(Entries from a dataset of interfaces)
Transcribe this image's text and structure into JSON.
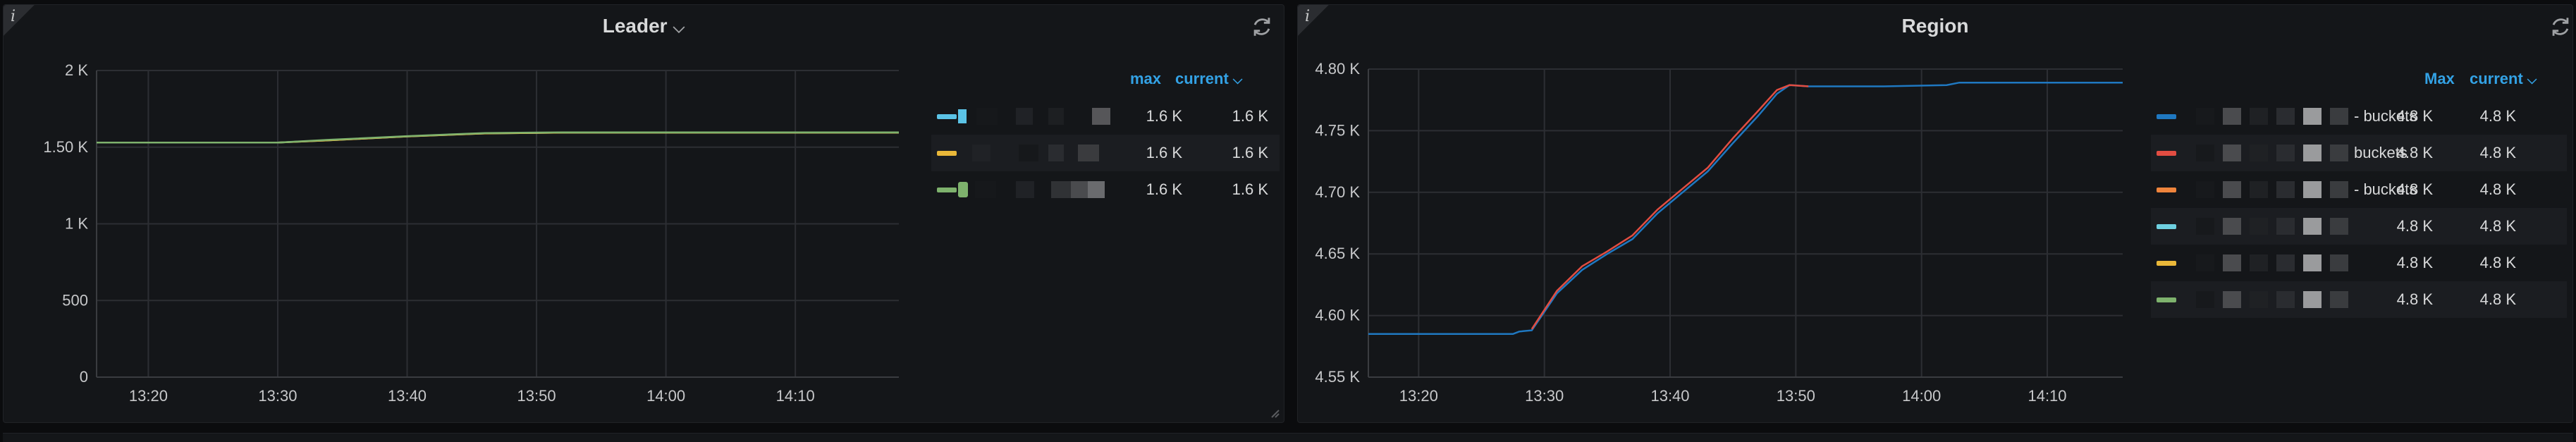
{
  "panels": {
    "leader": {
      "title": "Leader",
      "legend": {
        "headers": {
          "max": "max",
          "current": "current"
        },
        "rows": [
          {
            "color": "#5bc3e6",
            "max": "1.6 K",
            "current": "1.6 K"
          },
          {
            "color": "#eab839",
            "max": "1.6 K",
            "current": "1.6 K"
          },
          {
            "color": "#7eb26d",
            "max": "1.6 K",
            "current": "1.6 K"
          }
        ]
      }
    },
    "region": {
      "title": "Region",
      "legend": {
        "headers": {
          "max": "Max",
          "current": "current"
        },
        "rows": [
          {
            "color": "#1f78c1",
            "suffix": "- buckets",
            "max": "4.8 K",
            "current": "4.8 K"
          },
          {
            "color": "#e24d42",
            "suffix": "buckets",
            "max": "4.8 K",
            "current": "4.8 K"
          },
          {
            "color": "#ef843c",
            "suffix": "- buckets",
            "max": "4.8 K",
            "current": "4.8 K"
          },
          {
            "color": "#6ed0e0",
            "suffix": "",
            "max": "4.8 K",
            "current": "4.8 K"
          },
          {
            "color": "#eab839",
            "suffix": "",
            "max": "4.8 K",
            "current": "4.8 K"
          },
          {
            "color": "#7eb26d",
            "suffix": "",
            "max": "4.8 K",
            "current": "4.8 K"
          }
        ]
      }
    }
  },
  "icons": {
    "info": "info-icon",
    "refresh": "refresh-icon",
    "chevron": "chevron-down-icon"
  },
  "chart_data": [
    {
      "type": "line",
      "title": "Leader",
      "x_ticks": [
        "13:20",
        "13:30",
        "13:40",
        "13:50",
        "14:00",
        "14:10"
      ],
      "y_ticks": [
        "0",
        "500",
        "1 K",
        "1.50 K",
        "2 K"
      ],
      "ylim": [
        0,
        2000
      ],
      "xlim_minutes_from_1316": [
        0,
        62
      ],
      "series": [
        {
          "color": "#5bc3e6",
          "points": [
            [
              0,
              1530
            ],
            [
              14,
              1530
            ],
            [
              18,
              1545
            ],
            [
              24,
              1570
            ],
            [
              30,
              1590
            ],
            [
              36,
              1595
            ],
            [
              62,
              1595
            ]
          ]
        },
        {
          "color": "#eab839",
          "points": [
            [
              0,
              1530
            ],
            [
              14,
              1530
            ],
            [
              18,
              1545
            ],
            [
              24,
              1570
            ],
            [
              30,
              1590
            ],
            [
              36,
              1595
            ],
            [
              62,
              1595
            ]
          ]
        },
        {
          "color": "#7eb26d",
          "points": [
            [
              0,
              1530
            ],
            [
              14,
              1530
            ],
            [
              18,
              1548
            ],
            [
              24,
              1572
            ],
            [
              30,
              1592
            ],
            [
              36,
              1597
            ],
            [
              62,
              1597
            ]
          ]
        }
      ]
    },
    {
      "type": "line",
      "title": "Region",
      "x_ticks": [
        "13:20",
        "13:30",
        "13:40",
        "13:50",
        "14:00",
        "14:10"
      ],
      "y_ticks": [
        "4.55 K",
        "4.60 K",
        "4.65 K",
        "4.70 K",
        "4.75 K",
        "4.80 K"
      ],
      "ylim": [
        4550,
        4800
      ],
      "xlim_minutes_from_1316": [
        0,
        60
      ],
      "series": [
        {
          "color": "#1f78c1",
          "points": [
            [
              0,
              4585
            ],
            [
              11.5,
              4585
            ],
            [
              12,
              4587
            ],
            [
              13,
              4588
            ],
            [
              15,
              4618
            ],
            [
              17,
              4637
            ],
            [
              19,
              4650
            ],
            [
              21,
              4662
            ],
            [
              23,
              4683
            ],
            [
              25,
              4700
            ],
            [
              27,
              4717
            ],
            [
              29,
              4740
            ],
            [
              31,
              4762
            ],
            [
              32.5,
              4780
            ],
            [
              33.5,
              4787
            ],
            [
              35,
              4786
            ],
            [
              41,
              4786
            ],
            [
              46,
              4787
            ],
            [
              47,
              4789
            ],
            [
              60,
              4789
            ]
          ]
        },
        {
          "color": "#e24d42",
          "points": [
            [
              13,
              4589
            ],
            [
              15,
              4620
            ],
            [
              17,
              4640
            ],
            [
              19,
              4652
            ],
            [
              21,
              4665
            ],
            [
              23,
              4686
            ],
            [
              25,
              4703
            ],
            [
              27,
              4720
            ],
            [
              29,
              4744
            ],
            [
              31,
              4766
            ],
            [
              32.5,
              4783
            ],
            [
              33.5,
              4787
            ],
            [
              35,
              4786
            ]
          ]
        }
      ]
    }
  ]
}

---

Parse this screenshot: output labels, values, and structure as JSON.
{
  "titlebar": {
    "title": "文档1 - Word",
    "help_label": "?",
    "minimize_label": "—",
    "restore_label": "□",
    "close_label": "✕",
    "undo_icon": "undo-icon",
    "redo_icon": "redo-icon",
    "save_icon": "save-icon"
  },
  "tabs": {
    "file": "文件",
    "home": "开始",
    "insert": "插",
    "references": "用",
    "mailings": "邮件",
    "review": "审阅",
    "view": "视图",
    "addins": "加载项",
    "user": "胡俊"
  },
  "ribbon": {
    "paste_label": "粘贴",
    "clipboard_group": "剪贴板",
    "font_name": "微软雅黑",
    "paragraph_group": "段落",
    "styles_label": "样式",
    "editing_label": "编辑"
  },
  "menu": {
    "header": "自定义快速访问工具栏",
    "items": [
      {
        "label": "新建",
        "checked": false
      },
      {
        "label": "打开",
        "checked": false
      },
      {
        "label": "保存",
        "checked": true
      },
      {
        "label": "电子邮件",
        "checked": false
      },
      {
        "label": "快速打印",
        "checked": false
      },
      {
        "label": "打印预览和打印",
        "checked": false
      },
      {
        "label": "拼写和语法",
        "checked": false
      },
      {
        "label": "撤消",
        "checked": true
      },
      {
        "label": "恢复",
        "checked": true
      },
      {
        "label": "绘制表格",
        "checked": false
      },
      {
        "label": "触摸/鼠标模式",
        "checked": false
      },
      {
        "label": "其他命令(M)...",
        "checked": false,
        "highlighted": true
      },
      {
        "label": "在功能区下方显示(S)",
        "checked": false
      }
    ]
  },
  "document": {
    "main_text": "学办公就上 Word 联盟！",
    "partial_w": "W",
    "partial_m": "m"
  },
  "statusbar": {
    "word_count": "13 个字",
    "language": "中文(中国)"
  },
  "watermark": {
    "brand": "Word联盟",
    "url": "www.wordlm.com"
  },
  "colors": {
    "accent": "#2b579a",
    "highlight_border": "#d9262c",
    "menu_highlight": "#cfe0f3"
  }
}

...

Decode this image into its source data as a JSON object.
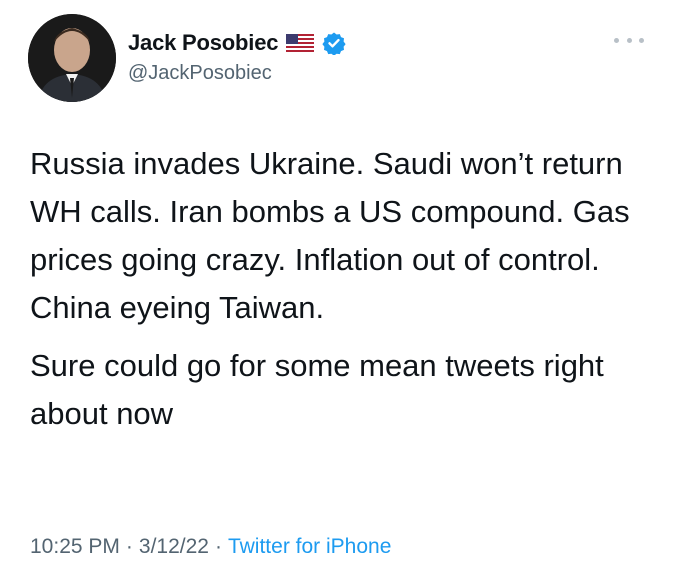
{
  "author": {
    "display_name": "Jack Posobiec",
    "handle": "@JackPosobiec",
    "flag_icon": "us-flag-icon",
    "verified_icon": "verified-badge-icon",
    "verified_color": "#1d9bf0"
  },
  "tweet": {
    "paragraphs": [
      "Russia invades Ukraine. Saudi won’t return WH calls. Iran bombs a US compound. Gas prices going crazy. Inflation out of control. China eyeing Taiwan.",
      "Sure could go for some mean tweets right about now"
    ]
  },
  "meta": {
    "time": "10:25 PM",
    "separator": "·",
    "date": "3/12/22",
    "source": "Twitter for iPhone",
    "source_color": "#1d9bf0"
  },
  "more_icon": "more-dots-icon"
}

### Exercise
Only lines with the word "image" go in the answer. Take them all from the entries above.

### Response to the exercise
Transcribe this image's text and structure into JSON.
Decode this image into its source data as a JSON object.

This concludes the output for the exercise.